He was cutting the oats and wheat again with the old cradle. A harvester cost more money than he had, and he would not go in debt for one. “This giving a mortgage on everything he owns, to buy a two hundred dollar machine, and paying ten percent interest on the debt, will ruin a man,” he said. “Let these brash young fellows go in debt for machinery and break up their land. I’m going to let the grass keep on growing, and raise cattle.” These Happy Golden Years p. 197-198
I’m sure we’ve all had that moment…you get to the store to look for an item. When you spot the item you have 2 choices; a nicer, fancier, more-bells-and-whistles version or the still-going-to-work-but-not-as-spiffy version. Which one did you pick? I’m going to guess that there’s been many times when you just couldn’t pass up the fancier version, even though it was more expensive.

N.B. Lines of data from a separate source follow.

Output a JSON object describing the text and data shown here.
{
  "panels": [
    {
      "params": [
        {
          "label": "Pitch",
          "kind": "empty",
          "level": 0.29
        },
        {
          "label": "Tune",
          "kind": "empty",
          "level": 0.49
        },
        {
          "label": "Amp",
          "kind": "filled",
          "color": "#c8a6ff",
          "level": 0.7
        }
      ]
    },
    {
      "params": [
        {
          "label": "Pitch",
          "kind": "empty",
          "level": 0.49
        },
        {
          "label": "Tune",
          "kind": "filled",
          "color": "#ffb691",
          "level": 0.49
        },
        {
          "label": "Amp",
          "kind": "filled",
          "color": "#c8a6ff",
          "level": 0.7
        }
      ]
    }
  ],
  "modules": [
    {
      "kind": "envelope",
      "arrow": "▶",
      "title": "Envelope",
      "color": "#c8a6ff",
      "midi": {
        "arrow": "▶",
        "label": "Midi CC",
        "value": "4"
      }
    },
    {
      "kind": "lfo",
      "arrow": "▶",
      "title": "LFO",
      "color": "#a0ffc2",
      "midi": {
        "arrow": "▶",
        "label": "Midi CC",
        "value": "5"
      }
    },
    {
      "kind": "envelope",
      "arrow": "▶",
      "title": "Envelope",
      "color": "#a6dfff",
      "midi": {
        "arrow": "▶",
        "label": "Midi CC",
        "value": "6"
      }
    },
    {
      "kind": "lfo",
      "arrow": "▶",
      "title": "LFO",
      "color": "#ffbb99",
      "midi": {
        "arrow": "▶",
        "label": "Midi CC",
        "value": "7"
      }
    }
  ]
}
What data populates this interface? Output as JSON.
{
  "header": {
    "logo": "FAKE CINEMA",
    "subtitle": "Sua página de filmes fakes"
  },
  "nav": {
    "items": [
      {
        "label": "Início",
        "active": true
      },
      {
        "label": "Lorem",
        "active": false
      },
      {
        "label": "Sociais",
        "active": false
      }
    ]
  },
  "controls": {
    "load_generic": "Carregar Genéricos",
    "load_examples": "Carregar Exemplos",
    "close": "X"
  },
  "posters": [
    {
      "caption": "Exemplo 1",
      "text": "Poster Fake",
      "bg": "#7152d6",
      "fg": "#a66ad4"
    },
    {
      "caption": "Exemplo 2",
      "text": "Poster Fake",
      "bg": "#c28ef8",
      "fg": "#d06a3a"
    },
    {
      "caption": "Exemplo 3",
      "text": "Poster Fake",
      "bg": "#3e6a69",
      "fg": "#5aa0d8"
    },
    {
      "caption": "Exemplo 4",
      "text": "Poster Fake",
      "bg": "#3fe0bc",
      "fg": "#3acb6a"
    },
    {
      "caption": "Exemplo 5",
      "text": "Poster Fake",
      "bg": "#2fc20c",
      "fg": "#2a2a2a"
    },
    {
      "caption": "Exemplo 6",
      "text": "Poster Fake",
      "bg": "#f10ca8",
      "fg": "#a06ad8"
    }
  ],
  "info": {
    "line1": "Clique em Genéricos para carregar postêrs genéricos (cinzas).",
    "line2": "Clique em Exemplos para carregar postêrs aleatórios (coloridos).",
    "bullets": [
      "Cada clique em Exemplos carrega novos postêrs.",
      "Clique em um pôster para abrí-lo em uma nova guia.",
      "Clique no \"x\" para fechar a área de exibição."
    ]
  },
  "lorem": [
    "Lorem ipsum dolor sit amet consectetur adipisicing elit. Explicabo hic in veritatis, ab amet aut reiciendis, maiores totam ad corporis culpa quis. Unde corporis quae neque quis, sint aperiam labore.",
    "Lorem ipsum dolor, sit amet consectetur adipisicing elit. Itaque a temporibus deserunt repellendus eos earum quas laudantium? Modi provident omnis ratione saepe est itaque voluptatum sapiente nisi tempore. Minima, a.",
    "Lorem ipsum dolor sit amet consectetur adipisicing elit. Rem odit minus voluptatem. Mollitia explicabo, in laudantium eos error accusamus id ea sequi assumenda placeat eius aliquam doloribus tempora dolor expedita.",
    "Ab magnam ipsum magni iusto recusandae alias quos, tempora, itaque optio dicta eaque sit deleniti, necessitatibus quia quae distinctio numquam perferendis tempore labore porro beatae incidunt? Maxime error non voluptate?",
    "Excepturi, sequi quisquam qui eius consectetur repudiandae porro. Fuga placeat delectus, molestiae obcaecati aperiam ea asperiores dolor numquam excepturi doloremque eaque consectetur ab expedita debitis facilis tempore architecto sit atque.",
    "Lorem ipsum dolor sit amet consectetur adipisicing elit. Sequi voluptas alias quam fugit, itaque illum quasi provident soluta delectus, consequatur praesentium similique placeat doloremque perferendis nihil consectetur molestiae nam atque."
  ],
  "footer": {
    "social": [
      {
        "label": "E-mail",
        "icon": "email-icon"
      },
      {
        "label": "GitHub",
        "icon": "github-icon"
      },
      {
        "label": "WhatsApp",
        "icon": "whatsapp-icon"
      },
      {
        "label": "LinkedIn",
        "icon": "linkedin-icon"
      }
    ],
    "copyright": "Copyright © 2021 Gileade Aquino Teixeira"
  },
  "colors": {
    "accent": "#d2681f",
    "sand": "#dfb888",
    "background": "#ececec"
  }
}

My husband never seems to be able to figure this one out. He thinks that we should always go with the more expensive version because it might be better and it might last longer. I go with the version that we can afford. The one I can pull out cash for instead of having to put on a credit or debit card. It may not last as long, but it’s what we can afford at the time and I know it will get us by just fine.
There are cases where I do believe that you should save up for the more expensive version. If the product is proven to be better and will last a significant amount of time longer….it might be worth it. BUT it’s still only if you have the money to pay for it!
What about you…do you always get the more expensive version, no matter what? Or do you only get what you have the cash for?
Make sure you check out the entire Living Like Little House series!